We finally found a bee! Without even searching, Will happened upon it at the playground behind the police station after our field trip last week. I was busy chatting with friends, but when I heard her shout for me I immediately darted away without explanation, then spent several minutes with Will running after the bee, dropping to my knees to photograph it whenever it found a lovely flower, then running after it again as Will helped me spot its new location.
The friends were all homeschoolers, as well, of course, so nobody thought that this was weird.
The kids think that this is a bombus impatiens, or Common Eastern Bumblebee.
Its identification was impaired, unfortunately, since I did not realize that the best way to photograph a bee for identification is to photograph it from the top. You get a clear view of the coloring of its head, abdomen, and thorax that way. Ah, well... an identification that pins it as part of the most common of our bumblebee species is probably not incorrect.
This photo and all the accompanying information are now at Bumble Bee Watch, waiting for an identification to be confirmed by an expert. So exciting!
Will tried her best at prepping and pinning a butterfly, but unfortunately it did not go well.

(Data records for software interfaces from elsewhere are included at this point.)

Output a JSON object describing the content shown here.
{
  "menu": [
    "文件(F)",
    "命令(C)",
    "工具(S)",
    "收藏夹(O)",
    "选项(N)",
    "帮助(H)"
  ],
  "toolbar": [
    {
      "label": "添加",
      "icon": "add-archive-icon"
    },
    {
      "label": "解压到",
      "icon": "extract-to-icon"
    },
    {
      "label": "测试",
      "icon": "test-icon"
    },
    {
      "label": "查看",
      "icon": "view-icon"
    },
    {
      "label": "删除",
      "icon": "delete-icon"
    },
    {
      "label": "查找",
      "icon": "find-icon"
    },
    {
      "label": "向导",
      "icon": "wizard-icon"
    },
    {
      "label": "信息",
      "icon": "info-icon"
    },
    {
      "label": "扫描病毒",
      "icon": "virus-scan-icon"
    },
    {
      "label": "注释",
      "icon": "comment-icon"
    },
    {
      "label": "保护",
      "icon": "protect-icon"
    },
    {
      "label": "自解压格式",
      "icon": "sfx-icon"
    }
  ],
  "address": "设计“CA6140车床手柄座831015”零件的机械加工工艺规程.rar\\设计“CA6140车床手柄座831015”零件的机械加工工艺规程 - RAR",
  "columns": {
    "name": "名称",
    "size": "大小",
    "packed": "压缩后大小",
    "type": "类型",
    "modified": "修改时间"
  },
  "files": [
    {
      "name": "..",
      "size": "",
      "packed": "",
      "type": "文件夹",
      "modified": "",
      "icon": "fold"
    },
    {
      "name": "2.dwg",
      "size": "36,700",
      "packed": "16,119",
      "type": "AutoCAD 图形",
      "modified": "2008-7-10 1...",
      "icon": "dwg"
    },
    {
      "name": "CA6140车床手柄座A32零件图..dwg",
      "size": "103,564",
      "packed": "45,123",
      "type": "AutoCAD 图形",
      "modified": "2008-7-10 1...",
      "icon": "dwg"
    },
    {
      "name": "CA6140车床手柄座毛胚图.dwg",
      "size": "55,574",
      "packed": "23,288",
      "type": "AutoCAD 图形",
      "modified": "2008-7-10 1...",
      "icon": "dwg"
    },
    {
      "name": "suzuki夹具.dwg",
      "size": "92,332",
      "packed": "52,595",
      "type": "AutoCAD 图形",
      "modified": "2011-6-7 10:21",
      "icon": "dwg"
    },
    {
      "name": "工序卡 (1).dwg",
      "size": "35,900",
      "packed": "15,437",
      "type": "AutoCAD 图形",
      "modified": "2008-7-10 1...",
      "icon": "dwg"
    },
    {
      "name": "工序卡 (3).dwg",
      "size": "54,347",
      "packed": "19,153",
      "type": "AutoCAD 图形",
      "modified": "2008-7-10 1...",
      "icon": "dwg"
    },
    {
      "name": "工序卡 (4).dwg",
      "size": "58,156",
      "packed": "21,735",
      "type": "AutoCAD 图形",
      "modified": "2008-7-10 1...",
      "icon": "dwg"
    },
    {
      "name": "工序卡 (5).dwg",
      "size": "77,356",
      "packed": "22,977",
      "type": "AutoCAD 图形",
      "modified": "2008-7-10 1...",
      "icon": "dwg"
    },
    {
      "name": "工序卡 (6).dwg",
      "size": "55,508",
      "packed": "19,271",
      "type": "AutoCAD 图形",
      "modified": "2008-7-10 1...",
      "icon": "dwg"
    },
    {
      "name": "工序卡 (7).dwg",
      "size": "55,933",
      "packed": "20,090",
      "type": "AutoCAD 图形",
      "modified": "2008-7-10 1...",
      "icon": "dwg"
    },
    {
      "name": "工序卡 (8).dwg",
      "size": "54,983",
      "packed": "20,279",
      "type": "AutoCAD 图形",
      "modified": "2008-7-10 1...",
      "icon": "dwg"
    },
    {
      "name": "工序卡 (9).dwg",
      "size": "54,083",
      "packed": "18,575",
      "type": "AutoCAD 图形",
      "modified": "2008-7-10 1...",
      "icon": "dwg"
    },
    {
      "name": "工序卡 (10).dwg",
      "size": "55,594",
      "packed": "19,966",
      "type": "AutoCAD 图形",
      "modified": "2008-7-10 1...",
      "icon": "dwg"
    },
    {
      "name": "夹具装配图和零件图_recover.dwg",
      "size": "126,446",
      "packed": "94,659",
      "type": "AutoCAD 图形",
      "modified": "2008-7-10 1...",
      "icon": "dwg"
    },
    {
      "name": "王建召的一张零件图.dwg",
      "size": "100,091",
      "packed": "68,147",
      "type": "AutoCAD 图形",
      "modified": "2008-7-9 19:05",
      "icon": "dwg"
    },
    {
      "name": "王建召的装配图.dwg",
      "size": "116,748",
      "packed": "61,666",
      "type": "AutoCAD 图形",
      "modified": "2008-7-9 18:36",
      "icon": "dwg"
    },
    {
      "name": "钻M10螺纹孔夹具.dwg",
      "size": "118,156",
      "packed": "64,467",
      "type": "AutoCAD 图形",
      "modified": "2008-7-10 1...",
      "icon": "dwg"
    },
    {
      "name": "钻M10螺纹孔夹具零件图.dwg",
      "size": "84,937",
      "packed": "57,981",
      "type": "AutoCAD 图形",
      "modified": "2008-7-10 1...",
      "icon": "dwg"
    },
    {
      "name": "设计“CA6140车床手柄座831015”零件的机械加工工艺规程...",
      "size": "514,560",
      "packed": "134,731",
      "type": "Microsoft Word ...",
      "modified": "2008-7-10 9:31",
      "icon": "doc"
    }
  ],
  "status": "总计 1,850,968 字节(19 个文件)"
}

This is possibly a Northwestern Fritillary.
We watched a video tutorial together, one that I think explained the process pretty well, but the reality is that, like many things, it's very, very difficult to do without practice. Will also forgot to use paper strips to hold down the wings, instead using more pins, but of course without the paper strips the wings curled up and the pins tore them.
I really, really, really do not want to pin a butterfly, but I think I'm going to have to learn how to do this for myself, so that I can better teach her. Sigh...
I only permit Will to catch and euthanize (we're quite satisfied with the freezer method) butterflies that are common in our neighborhood, so she didn't catch this next one; instead I again chased after it like a loon, and it led me a merry chase! At one point it actually flew OVER THE HOUSE, so that I had to run around the entire house like a maniac, screaming to everyone else "Where is it? Where is it?!?"
Matt was all, "It's back at the same flower that it started at! Can you just stop chasing it and let it settle?"
This, the kids think, is a male Eastern Tiger Swallowtail:
They're apparently, at least according to the information that the kids found, more common than the Northern Fritillary, but we see loads of Fritillaries, and this is the first Eastern Tiger Swallowtail that I have ever seen in our yard.
For all the work that we put into our gardens this year, the number of things growing in them is pitifully small--several strawberry plants that I didn't get a single strawberry from, a pumpkin plant that's currently growing one pumpkin, a couple of basil, three tomato plants, and three peppers. This butterfly garden of Will's sports only two milkweed, a prairie something-or-other, and this beautiful plant that the swallowtail loves--a friend gave the seedling to Syd for her birthday, and told her that it was a Mexican sunflower.
It makes me very happy, though, that even this one flowering plant is enough to bring in butterflies for us to enjoy. Next year, I WILL have more flowers, and I WILL have more bees and butterflies!